§ **ACTIVITY**
When you have gone through the records, report how many lines include "detail", giving the number and nothing more.

§ **Recorded data**
--- START ---

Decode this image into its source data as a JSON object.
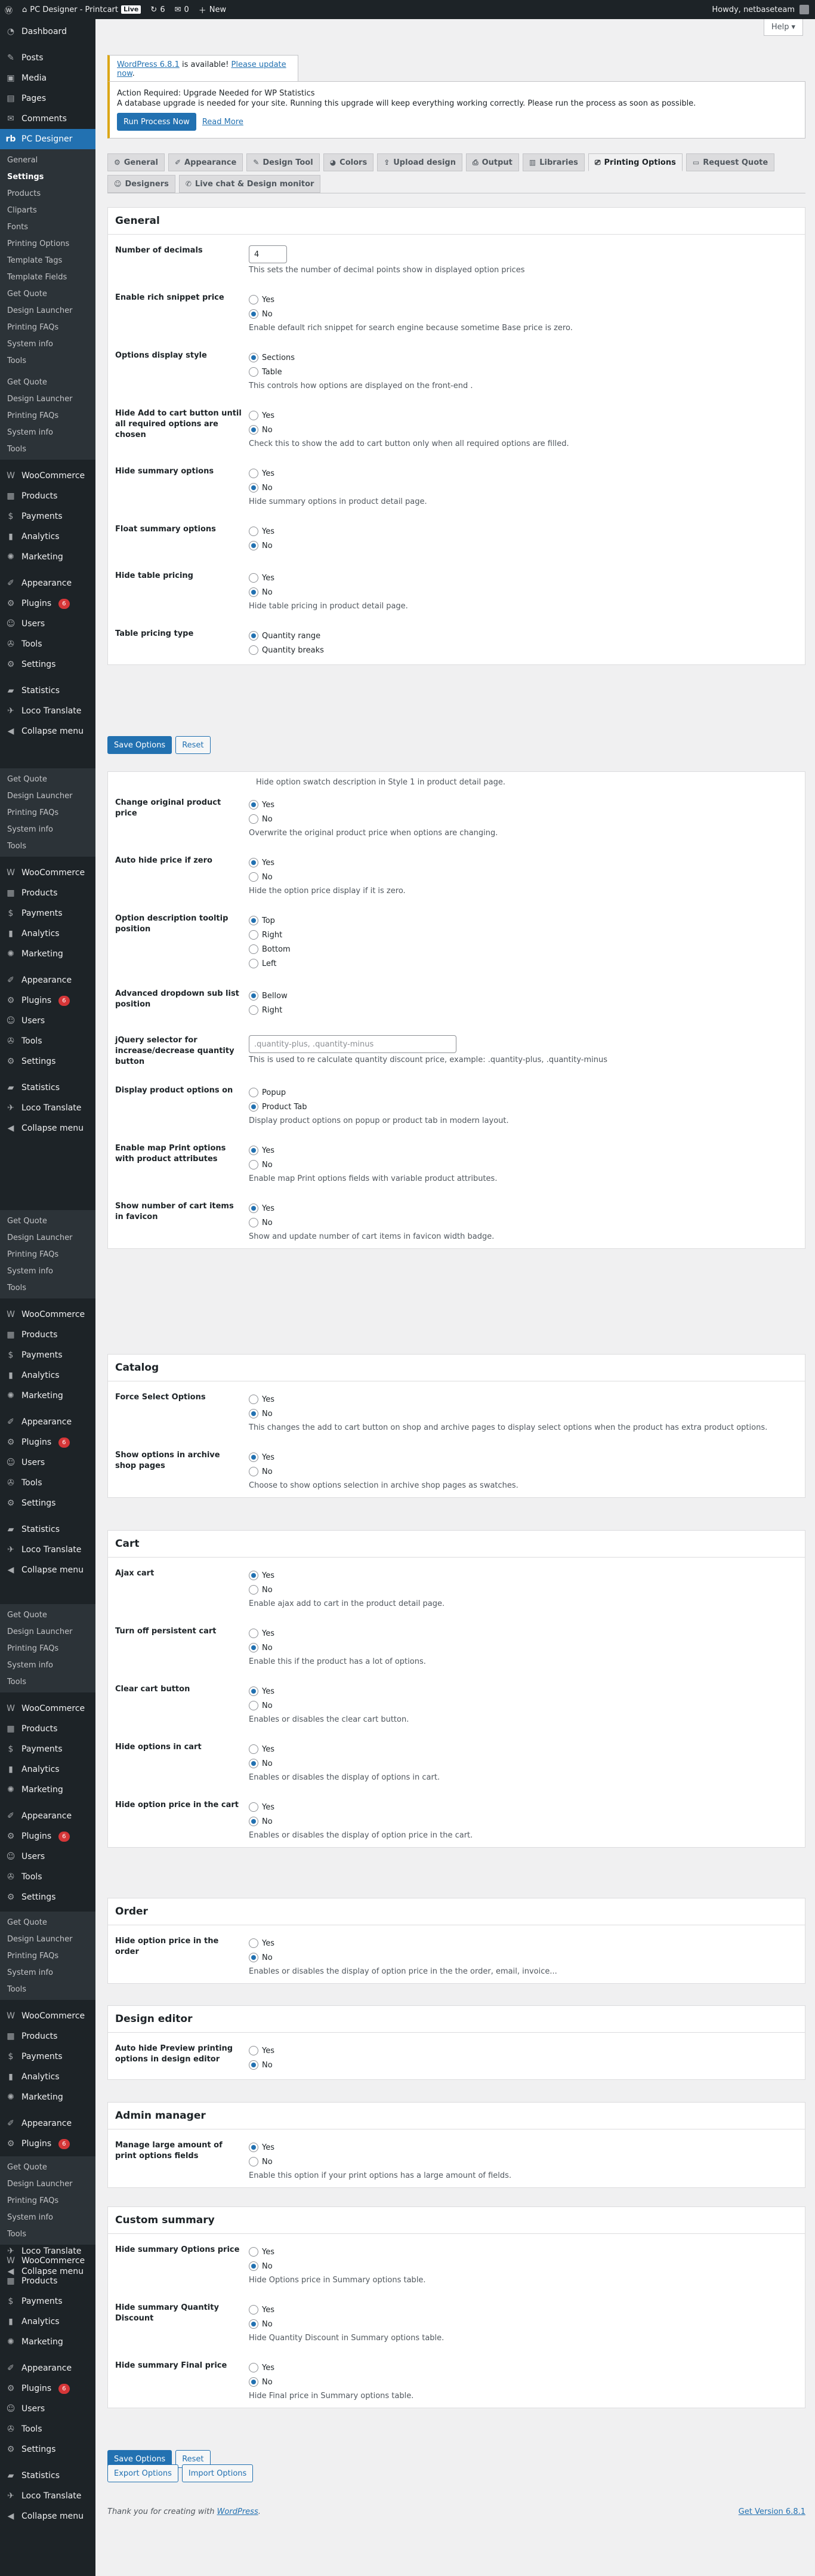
{
  "admin_bar": {
    "site_name": "PC Designer - Printcart",
    "live": "Live",
    "updates": "6",
    "comments": "0",
    "new": "New",
    "howdy": "Howdy, netbaseteam"
  },
  "help": "Help",
  "sidebar_main": [
    {
      "label": "Dashboard",
      "icon": "dashboard-icon",
      "glyph": "◔"
    },
    {
      "label": "Posts",
      "icon": "pin-icon",
      "glyph": "✎"
    },
    {
      "label": "Media",
      "icon": "media-icon",
      "glyph": "▣"
    },
    {
      "label": "Pages",
      "icon": "page-icon",
      "glyph": "▤"
    },
    {
      "label": "Comments",
      "icon": "comment-icon",
      "glyph": "✉"
    }
  ],
  "pc_designer": {
    "label": "PC Designer",
    "glyph": "rb"
  },
  "pc_sub": [
    "General",
    "Settings",
    "Products",
    "Cliparts",
    "Fonts",
    "Printing Options",
    "Template Tags",
    "Template Fields",
    "Get Quote",
    "Design Launcher",
    "Printing FAQs",
    "System info",
    "Tools"
  ],
  "extra_sub": [
    "Get Quote",
    "Design Launcher",
    "Printing FAQs",
    "System info",
    "Tools"
  ],
  "sidebar_rest": [
    {
      "label": "WooCommerce",
      "icon": "woocommerce-icon",
      "glyph": "W"
    },
    {
      "label": "Products",
      "icon": "products-icon",
      "glyph": "▦"
    },
    {
      "label": "Payments",
      "icon": "payments-icon",
      "glyph": "$"
    },
    {
      "label": "Analytics",
      "icon": "analytics-icon",
      "glyph": "▮"
    },
    {
      "label": "Marketing",
      "icon": "marketing-icon",
      "glyph": "✺"
    },
    {
      "label": "Appearance",
      "icon": "appearance-icon",
      "glyph": "✐"
    },
    {
      "label": "Plugins",
      "icon": "plugins-icon",
      "glyph": "⚙",
      "badge": "6"
    },
    {
      "label": "Users",
      "icon": "users-icon",
      "glyph": "☺"
    },
    {
      "label": "Tools",
      "icon": "tools-icon",
      "glyph": "✇"
    },
    {
      "label": "Settings",
      "icon": "settings-icon",
      "glyph": "⚙"
    },
    {
      "label": "Statistics",
      "icon": "statistics-icon",
      "glyph": "▰"
    },
    {
      "label": "Loco Translate",
      "icon": "translate-icon",
      "glyph": "✈"
    },
    {
      "label": "Collapse menu",
      "icon": "collapse-icon",
      "glyph": "◀"
    }
  ],
  "update_notice": {
    "prefix": "WordPress 6.8.1",
    "middle": " is available! ",
    "link": "Please update now",
    "suffix": "."
  },
  "db_notice": {
    "title": "Action Required: Upgrade Needed for WP Statistics",
    "text": "A database upgrade is needed for your site. Running this upgrade will keep everything working correctly. Please run the process as soon as possible.",
    "run": "Run Process Now",
    "read": "Read More"
  },
  "tabs": [
    {
      "label": "General",
      "glyph": "⚙",
      "icon": "gear-icon"
    },
    {
      "label": "Appearance",
      "glyph": "✐",
      "icon": "brush-icon"
    },
    {
      "label": "Design Tool",
      "glyph": "✎",
      "icon": "pencil-icon"
    },
    {
      "label": "Colors",
      "glyph": "◕",
      "icon": "palette-icon"
    },
    {
      "label": "Upload design",
      "glyph": "⇪",
      "icon": "upload-icon"
    },
    {
      "label": "Output",
      "glyph": "⎙",
      "icon": "output-icon"
    },
    {
      "label": "Libraries",
      "glyph": "▥",
      "icon": "library-icon"
    },
    {
      "label": "Printing Options",
      "glyph": "⎚",
      "icon": "printer-icon",
      "active": true
    },
    {
      "label": "Request Quote",
      "glyph": "▭",
      "icon": "quote-icon"
    },
    {
      "label": "Designers",
      "glyph": "☺",
      "icon": "designers-icon"
    },
    {
      "label": "Live chat & Design monitor",
      "glyph": "✆",
      "icon": "chat-icon"
    }
  ],
  "general": {
    "title": "General",
    "decimals": {
      "label": "Number of decimals",
      "value": "4",
      "desc": "This sets the number of decimal points show in displayed option prices"
    },
    "rows": [
      {
        "label": "Enable rich snippet price",
        "options": [
          "Yes",
          "No"
        ],
        "sel": 1,
        "desc": "Enable default rich snippet for search engine because sometime Base price is zero."
      },
      {
        "label": "Options display style",
        "options": [
          "Sections",
          "Table"
        ],
        "sel": 0,
        "desc": "This controls how options are displayed on the front-end ."
      },
      {
        "label": "Hide Add to cart button until all required options are chosen",
        "options": [
          "Yes",
          "No"
        ],
        "sel": 1,
        "desc": "Check this to show the add to cart button only when all required options are filled."
      },
      {
        "label": "Hide summary options",
        "options": [
          "Yes",
          "No"
        ],
        "sel": 1,
        "desc": "Hide summary options in product detail page."
      },
      {
        "label": "Float summary options",
        "options": [
          "Yes",
          "No"
        ],
        "sel": 1,
        "desc": ""
      },
      {
        "label": "Hide table pricing",
        "options": [
          "Yes",
          "No"
        ],
        "sel": 1,
        "desc": "Hide table pricing in product detail page."
      },
      {
        "label": "Table pricing type",
        "options": [
          "Quantity range",
          "Quantity breaks"
        ],
        "sel": 0,
        "desc": ""
      }
    ]
  },
  "actions": {
    "save": "Save Options",
    "reset": "Reset",
    "export": "Export Options",
    "import": "Import Options"
  },
  "general2": {
    "top_desc": "Hide option swatch description in Style 1 in product detail page.",
    "rows": [
      {
        "label": "Change original product price",
        "options": [
          "Yes",
          "No"
        ],
        "sel": 0,
        "desc": "Overwrite the original product price when options are changing."
      },
      {
        "label": "Auto hide price if zero",
        "options": [
          "Yes",
          "No"
        ],
        "sel": 0,
        "desc": "Hide the option price display if it is zero."
      },
      {
        "label": "Option description tooltip position",
        "options": [
          "Top",
          "Right",
          "Bottom",
          "Left"
        ],
        "sel": 0,
        "desc": ""
      },
      {
        "label": "Advanced dropdown sub list position",
        "options": [
          "Bellow",
          "Right"
        ],
        "sel": 0,
        "desc": ""
      }
    ],
    "jquery": {
      "label": "jQuery selector for increase/decrease quantity button",
      "value": ".quantity-plus, .quantity-minus",
      "desc": "This is used to re calculate quantity discount price, example: .quantity-plus, .quantity-minus"
    },
    "rows2": [
      {
        "label": "Display product options on",
        "options": [
          "Popup",
          "Product Tab"
        ],
        "sel": 1,
        "desc": "Display product options on popup or product tab in modern layout."
      },
      {
        "label": "Enable map Print options with product attributes",
        "options": [
          "Yes",
          "No"
        ],
        "sel": 0,
        "desc": "Enable map Print options fields with variable product attributes."
      },
      {
        "label": "Show number of cart items in favicon",
        "options": [
          "Yes",
          "No"
        ],
        "sel": 0,
        "desc": "Show and update number of cart items in favicon width badge."
      }
    ]
  },
  "catalog": {
    "title": "Catalog",
    "rows": [
      {
        "label": "Force Select Options",
        "options": [
          "Yes",
          "No"
        ],
        "sel": 1,
        "desc": "This changes the add to cart button on shop and archive pages to display select options when the product has extra product options."
      },
      {
        "label": "Show options in archive shop pages",
        "options": [
          "Yes",
          "No"
        ],
        "sel": 0,
        "desc": "Choose to show options selection in archive shop pages as swatches."
      }
    ]
  },
  "cart": {
    "title": "Cart",
    "rows": [
      {
        "label": "Ajax cart",
        "options": [
          "Yes",
          "No"
        ],
        "sel": 0,
        "desc": "Enable ajax add to cart in the product detail page."
      },
      {
        "label": "Turn off persistent cart",
        "options": [
          "Yes",
          "No"
        ],
        "sel": 1,
        "desc": "Enable this if the product has a lot of options."
      },
      {
        "label": "Clear cart button",
        "options": [
          "Yes",
          "No"
        ],
        "sel": 0,
        "desc": "Enables or disables the clear cart button."
      },
      {
        "label": "Hide options in cart",
        "options": [
          "Yes",
          "No"
        ],
        "sel": 1,
        "desc": "Enables or disables the display of options in cart."
      },
      {
        "label": "Hide option price in the cart",
        "options": [
          "Yes",
          "No"
        ],
        "sel": 1,
        "desc": "Enables or disables the display of option price in the cart."
      }
    ]
  },
  "order": {
    "title": "Order",
    "rows": [
      {
        "label": "Hide option price in the order",
        "options": [
          "Yes",
          "No"
        ],
        "sel": 1,
        "desc": "Enables or disables the display of option price in the the order, email, invoice..."
      }
    ]
  },
  "design_editor": {
    "title": "Design editor",
    "rows": [
      {
        "label": "Auto hide Preview printing options in design editor",
        "options": [
          "Yes",
          "No"
        ],
        "sel": 1,
        "desc": ""
      }
    ]
  },
  "admin_manager": {
    "title": "Admin manager",
    "rows": [
      {
        "label": "Manage large amount of print options fields",
        "options": [
          "Yes",
          "No"
        ],
        "sel": 0,
        "desc": "Enable this option if your print options has a large amount of fields."
      }
    ]
  },
  "custom_summary": {
    "title": "Custom summary",
    "rows": [
      {
        "label": "Hide summary Options price",
        "options": [
          "Yes",
          "No"
        ],
        "sel": 1,
        "desc": "Hide Options price in Summary options table."
      },
      {
        "label": "Hide summary Quantity Discount",
        "options": [
          "Yes",
          "No"
        ],
        "sel": 1,
        "desc": "Hide Quantity Discount in Summary options table."
      },
      {
        "label": "Hide summary Final price",
        "options": [
          "Yes",
          "No"
        ],
        "sel": 1,
        "desc": "Hide Final price in Summary options table."
      }
    ]
  },
  "footer": {
    "thanks": "Thank you for creating with ",
    "wp": "WordPress",
    "period": ".",
    "version": "Get Version 6.8.1"
  }
}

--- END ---

§ **WORKED SOLUTION**
4